WHAT THE EXERCISE ASKS
Count the lines below that contain the word "ایجاد", and reply with that number alone.

Dataset items

- - - -

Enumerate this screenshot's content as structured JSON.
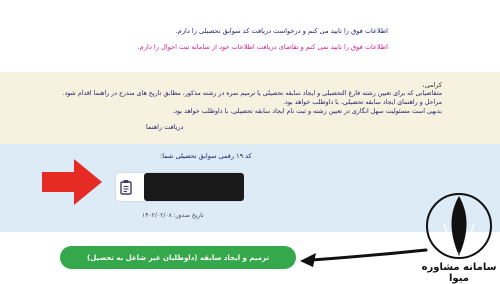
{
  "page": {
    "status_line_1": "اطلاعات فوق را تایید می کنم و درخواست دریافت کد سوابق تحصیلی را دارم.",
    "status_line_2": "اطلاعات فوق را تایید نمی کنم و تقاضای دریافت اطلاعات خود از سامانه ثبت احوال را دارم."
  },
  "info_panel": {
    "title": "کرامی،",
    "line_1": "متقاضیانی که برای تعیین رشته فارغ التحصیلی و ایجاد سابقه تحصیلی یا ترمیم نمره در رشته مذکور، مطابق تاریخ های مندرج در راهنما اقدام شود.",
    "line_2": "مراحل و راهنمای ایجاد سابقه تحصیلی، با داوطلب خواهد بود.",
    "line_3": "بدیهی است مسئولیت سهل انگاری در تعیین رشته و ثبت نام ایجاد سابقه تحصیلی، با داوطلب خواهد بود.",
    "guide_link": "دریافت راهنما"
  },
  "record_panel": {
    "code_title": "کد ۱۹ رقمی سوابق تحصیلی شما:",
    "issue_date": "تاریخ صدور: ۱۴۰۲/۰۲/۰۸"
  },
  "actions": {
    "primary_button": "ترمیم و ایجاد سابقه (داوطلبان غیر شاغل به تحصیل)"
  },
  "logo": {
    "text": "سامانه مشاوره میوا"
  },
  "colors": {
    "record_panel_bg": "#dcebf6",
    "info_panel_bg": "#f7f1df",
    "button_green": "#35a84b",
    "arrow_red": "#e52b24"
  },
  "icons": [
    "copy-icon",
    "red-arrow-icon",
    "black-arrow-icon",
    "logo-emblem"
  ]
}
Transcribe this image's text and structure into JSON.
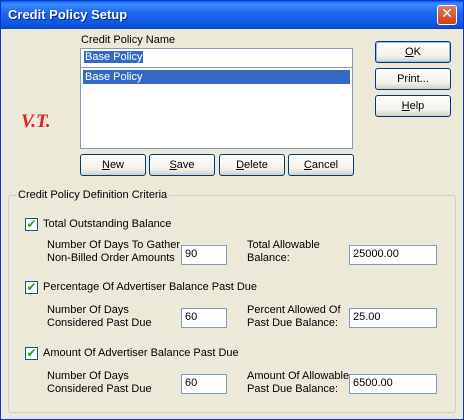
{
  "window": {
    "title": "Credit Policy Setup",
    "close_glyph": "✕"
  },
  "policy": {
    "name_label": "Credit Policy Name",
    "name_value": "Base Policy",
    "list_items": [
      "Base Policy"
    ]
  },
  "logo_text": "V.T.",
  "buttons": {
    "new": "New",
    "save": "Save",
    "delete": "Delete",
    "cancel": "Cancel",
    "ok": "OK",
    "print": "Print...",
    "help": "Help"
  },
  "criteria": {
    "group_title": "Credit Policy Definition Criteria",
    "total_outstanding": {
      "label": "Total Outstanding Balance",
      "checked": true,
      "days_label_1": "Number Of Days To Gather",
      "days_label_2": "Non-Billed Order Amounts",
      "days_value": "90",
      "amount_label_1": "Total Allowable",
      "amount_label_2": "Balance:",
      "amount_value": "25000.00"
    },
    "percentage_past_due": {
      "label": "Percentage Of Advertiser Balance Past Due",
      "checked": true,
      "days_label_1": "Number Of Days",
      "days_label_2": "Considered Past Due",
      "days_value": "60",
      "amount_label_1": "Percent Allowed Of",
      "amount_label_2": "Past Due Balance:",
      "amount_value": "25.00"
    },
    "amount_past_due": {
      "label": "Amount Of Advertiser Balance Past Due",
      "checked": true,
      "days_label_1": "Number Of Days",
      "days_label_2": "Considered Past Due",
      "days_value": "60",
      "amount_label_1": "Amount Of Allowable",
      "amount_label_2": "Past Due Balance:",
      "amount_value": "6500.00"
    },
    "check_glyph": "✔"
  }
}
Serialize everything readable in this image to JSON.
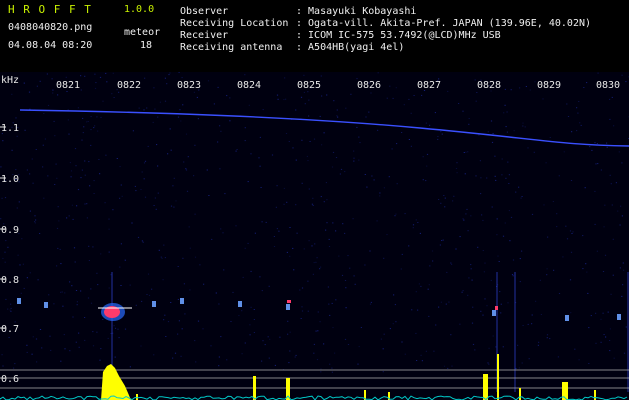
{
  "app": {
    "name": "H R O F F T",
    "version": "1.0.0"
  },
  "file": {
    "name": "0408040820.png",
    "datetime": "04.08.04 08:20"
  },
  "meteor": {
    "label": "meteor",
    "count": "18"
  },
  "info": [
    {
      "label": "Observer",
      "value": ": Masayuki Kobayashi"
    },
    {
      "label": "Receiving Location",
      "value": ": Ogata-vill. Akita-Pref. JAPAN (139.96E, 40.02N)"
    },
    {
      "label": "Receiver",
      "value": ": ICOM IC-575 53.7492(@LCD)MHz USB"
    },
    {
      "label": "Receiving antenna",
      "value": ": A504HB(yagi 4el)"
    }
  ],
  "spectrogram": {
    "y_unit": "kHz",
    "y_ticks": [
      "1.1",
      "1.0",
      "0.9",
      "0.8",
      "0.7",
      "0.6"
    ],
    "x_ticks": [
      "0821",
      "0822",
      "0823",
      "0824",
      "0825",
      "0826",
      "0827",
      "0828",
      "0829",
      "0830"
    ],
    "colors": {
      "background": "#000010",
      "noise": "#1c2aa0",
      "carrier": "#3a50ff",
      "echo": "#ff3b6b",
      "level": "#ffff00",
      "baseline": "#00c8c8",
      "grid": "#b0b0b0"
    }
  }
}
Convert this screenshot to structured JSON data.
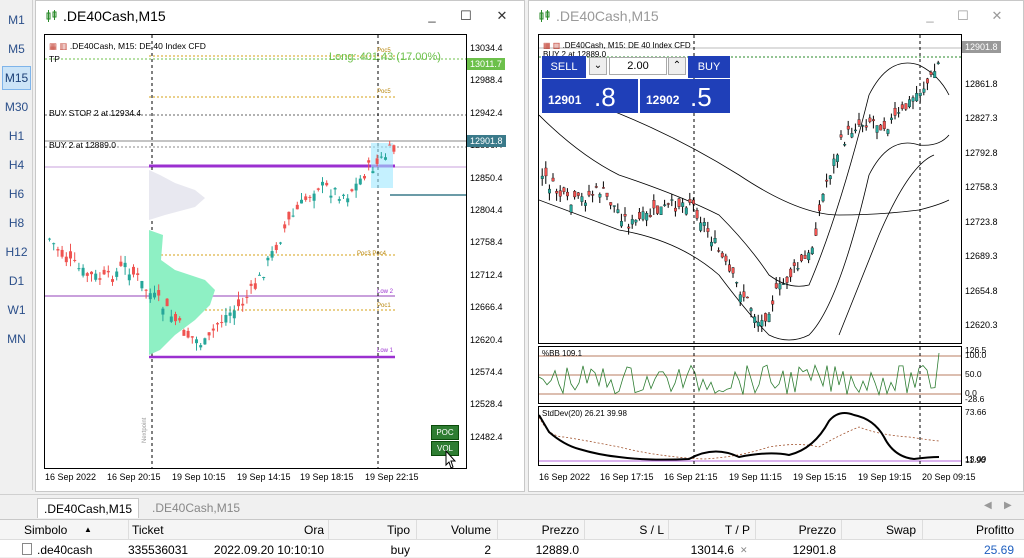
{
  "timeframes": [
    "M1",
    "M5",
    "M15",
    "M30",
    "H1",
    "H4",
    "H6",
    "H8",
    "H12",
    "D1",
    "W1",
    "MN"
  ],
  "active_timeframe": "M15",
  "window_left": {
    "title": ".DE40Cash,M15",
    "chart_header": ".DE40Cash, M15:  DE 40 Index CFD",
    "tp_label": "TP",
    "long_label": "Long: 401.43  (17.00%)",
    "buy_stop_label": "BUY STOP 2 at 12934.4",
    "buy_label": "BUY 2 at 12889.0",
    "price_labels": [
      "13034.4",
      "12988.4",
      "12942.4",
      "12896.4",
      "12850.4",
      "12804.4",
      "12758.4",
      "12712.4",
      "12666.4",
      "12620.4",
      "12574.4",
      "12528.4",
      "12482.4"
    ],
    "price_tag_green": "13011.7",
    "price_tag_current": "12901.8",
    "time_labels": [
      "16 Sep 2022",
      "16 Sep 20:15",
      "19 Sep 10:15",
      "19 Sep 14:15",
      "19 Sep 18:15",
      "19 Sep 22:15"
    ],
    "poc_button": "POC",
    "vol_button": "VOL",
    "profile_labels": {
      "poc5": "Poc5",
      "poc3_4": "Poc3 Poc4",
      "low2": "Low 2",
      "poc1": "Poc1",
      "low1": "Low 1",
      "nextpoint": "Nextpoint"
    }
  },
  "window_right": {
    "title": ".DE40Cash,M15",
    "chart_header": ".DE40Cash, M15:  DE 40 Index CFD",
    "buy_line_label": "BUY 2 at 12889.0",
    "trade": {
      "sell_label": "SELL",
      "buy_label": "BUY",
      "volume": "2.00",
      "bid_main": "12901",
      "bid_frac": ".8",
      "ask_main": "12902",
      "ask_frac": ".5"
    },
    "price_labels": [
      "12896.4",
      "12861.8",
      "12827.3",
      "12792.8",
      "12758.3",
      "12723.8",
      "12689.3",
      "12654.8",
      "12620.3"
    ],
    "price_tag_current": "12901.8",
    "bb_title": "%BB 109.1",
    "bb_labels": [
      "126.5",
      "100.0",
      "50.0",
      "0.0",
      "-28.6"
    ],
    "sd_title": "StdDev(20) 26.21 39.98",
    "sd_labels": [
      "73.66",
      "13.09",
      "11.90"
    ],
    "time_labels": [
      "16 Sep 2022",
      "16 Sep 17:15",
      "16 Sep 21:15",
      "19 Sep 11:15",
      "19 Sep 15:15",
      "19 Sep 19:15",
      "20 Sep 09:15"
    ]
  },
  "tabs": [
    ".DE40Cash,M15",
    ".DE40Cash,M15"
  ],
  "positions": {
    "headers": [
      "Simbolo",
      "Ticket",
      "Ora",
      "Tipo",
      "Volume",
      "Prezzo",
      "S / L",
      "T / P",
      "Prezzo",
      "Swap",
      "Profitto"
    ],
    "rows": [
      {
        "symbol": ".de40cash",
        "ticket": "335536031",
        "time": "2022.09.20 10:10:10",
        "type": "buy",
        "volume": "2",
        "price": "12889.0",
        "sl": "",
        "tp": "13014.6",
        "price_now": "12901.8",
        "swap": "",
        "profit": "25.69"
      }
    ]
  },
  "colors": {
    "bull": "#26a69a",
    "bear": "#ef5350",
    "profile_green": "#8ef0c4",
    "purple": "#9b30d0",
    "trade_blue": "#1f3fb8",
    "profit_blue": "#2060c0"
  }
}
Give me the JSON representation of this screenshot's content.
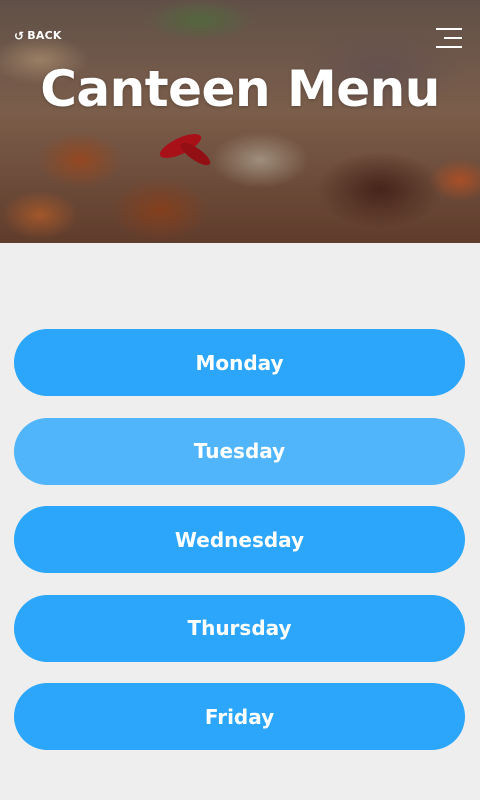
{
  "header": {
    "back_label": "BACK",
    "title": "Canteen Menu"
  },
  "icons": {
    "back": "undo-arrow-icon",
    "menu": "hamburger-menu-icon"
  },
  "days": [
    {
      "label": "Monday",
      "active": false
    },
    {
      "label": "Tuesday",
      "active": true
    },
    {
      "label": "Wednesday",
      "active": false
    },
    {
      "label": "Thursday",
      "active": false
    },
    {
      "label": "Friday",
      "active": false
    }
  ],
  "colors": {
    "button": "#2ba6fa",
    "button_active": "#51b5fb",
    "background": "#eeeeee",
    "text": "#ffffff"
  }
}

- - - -

WRITTEN RESPONSE
4